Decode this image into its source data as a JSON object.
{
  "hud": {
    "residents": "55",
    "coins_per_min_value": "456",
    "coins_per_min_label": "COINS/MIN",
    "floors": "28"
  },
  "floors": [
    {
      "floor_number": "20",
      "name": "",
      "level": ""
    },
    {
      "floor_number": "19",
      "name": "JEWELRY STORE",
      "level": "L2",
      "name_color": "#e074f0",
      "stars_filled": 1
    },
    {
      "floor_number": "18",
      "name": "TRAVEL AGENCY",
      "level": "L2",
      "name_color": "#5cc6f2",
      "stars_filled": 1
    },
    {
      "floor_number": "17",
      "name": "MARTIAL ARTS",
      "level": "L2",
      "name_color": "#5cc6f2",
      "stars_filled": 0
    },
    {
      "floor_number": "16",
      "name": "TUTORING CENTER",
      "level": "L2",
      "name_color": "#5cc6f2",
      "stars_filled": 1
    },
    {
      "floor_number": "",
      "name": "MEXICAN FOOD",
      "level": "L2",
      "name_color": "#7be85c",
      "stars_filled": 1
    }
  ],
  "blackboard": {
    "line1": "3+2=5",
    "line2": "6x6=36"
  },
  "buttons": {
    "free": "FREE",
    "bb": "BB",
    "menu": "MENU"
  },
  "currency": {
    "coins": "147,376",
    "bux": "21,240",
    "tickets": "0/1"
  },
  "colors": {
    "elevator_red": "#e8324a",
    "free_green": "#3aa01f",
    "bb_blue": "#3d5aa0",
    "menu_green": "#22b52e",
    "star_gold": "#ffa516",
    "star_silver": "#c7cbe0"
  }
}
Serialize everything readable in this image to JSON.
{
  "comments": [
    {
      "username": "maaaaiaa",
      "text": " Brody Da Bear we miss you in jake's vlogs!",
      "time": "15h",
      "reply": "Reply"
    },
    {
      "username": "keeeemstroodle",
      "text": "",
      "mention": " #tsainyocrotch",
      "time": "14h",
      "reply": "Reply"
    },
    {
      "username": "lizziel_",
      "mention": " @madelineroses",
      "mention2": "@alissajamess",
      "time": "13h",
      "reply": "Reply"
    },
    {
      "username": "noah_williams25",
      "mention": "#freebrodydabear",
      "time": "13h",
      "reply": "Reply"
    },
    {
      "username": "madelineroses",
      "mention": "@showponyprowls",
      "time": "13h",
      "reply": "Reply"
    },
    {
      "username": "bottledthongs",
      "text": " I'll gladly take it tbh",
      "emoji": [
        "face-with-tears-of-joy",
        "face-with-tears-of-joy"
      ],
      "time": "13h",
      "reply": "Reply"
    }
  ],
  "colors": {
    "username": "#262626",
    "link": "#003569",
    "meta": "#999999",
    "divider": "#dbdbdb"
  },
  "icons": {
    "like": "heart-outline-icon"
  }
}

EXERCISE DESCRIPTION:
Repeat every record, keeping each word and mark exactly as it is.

EXPECTED ANSWER:
Decode this image into its source data as a JSON object.
{
  "hud": {
    "residents": "55",
    "coins_per_min_value": "456",
    "coins_per_min_label": "COINS/MIN",
    "floors": "28"
  },
  "floors": [
    {
      "floor_number": "20",
      "name": "",
      "level": ""
    },
    {
      "floor_number": "19",
      "name": "JEWELRY STORE",
      "level": "L2",
      "name_color": "#e074f0",
      "stars_filled": 1
    },
    {
      "floor_number": "18",
      "name": "TRAVEL AGENCY",
      "level": "L2",
      "name_color": "#5cc6f2",
      "stars_filled": 1
    },
    {
      "floor_number": "17",
      "name": "MARTIAL ARTS",
      "level": "L2",
      "name_color": "#5cc6f2",
      "stars_filled": 0
    },
    {
      "floor_number": "16",
      "name": "TUTORING CENTER",
      "level": "L2",
      "name_color": "#5cc6f2",
      "stars_filled": 1
    },
    {
      "floor_number": "",
      "name": "MEXICAN FOOD",
      "level": "L2",
      "name_color": "#7be85c",
      "stars_filled": 1
    }
  ],
  "blackboard": {
    "line1": "3+2=5",
    "line2": "6x6=36"
  },
  "buttons": {
    "free": "FREE",
    "bb": "BB",
    "menu": "MENU"
  },
  "currency": {
    "coins": "147,376",
    "bux": "21,240",
    "tickets": "0/1"
  },
  "colors": {
    "elevator_red": "#e8324a",
    "free_green": "#3aa01f",
    "bb_blue": "#3d5aa0",
    "menu_green": "#22b52e",
    "star_gold": "#ffa516",
    "star_silver": "#c7cbe0"
  }
}
Serialize everything readable in this image to JSON.
{
  "comments": [
    {
      "username": "maaaaiaa",
      "text": " Brody Da Bear we miss you in jake's vlogs!",
      "time": "15h",
      "reply": "Reply"
    },
    {
      "username": "keeeemstroodle",
      "text": "",
      "mention": " #tsainyocrotch",
      "time": "14h",
      "reply": "Reply"
    },
    {
      "username": "lizziel_",
      "mention": " @madelineroses",
      "mention2": "@alissajamess",
      "time": "13h",
      "reply": "Reply"
    },
    {
      "username": "noah_williams25",
      "mention": "#freebrodydabear",
      "time": "13h",
      "reply": "Reply"
    },
    {
      "username": "madelineroses",
      "mention": "@showponyprowls",
      "time": "13h",
      "reply": "Reply"
    },
    {
      "username": "bottledthongs",
      "text": " I'll gladly take it tbh",
      "emoji": [
        "face-with-tears-of-joy",
        "face-with-tears-of-joy"
      ],
      "time": "13h",
      "reply": "Reply"
    }
  ],
  "colors": {
    "username": "#262626",
    "link": "#003569",
    "meta": "#999999",
    "divider": "#dbdbdb"
  },
  "icons": {
    "like": "heart-outline-icon"
  }
}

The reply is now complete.